[This article was first published on R on I Should Be Writing, and kindly contributed to R-bloggers]. (You can report issue about the content on this page here)
Want to share your content on R-bloggers? click here if you have a blog, or here if you don't.

Often (especially when working with large and/or rich datasets) our (gg)plots can feel cluttered with information. But they don’t have to be!

Let’s look at the following plot:

Generate some data
library(dplyr)

bfi <- psychTools::bfi %>%
mutate(
O = across(starts_with("O")) %>% rowMeans(na.rm = TRUE),
C = across(starts_with("C")) %>% rowMeans(na.rm = TRUE),
E = across(starts_with("E")) %>% rowMeans(na.rm = TRUE),
A = across(starts_with("A")) %>% rowMeans(na.rm = TRUE),
N = across(starts_with("N")) %>% rowMeans(na.rm = TRUE)
) %>%
mutate(
gender = factor(gender, labels = c("Man", "Woman")),
education = factor(education, labels = c("HS", "finished HS", "some college", "college graduate", "graduate degree"))
) %>%
select(gender, education, age, O:N) %>%
tidyr::drop_na(education) %>%
# multiply the data set
sample_n(size = 10000, replace = TRUE) %>%
mutate(across(O:N, \(x) x + rnorm(x, 0, sd(x))))
library(ggplot2)

theme_set(theme_bw())

base_plot <- ggplot(bfi, aes(age, O, color = education)) +
facet_wrap(facets = vars(gender)) +
coord_cartesian(ylim = c(1, 6)) +
scale_color_viridis_d()

base_plot +
geom_point(shape = 16, alpha = 0.1) +
geom_smooth(se = FALSE) This is a busy plot.
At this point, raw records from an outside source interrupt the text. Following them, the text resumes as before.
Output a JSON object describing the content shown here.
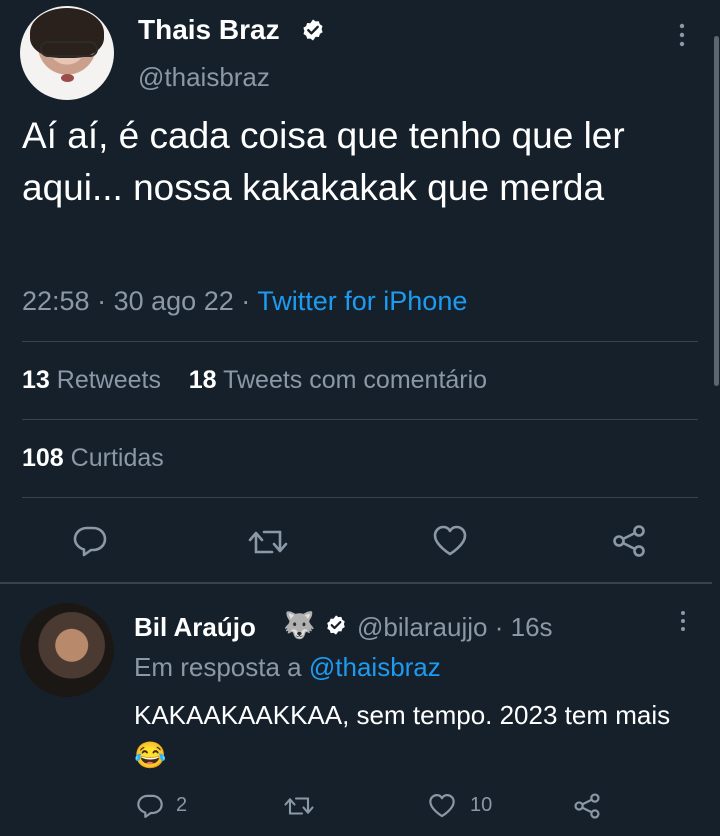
{
  "main_tweet": {
    "author_name": "Thais Braz",
    "author_handle": "@thaisbraz",
    "text": "Aí aí, é cada coisa que tenho que ler aqui... nossa kakakakak que merda",
    "time": "22:58",
    "separator": "·",
    "date": "30 ago 22",
    "source": "Twitter for iPhone",
    "retweets_count": "13",
    "retweets_label": "Retweets",
    "quotes_count": "18",
    "quotes_label": "Tweets com comentário",
    "likes_count": "108",
    "likes_label": "Curtidas",
    "icons": [
      "more-icon",
      "verified-badge-icon",
      "reply-icon",
      "retweet-icon",
      "like-icon",
      "share-icon"
    ]
  },
  "reply_tweet": {
    "author_name": "Bil Araújo",
    "author_emoji": "🐺",
    "author_handle": "@bilaraujjo",
    "separator": "·",
    "time_ago": "16s",
    "reply_prefix": "Em resposta a",
    "reply_to_handle": "@thaisbraz",
    "text": "KAKAAKAAKKAA, sem tempo. 2023 tem mais 😂",
    "reply_count": "2",
    "retweet_count": "",
    "like_count": "10"
  },
  "colors": {
    "background": "#15202b",
    "text": "#ffffff",
    "muted": "#8b98a5",
    "link": "#1d9bf0",
    "divider": "#38444d"
  }
}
It’s hard to see what the each prediction line is doing because there are so many of them, and it’s hard to make out the scatter plot behind the lines due to there being so many dots.

We might be tempted to pre-process some data in some way and pass it to each layer via the data= argument in geom_point/smooth. However, that gets ugly fast (did I clean the outliers in all the datasets for this plot?).

Instead, we can take advantage of the fact that the data= argument can take a function to pre-process that plot data before plotting:

A function will be called with a single argument, the plot data. The return value must be a data.frame, and will be used as the layer data. A function can be created from a formula (e.g. ~ head(.x, 10)).

Let’s look at two examples.

## 1. Only Some of the Smooths

For example, we can pass a filtering function (here as a formula) to only get the prediction lines of two categories.

library(dplyr)

base_plot +
geom_point(shape = 16, alpha = 0.1) +
geom_smooth(
se = FALSE,
# looking only at HS vs collage graduates
data = ~ filter(.x, education %in% c("finished HS", "college graduate"))
) ## 2. Only Some of the Points

We can also randomly select some points (note that the prediction lines are still based on the full dataset).

base_plot +
geom_point(
shape = 16, alpha = 0.2,
# sample 10% from each group of education+gender
data = ~ group_by(.x, education, gender) %>% sample_frac(0.1)
) +
geom_smooth(se = FALSE) +
# Let the reader know what you've done
labs(caption = "Scatter plot contains only 10% of the data for ease of viewing.
Prediction lines are based on the full dataset.") You might also be interested in gghighlight for plotting all of the data, but highlighting only some of it.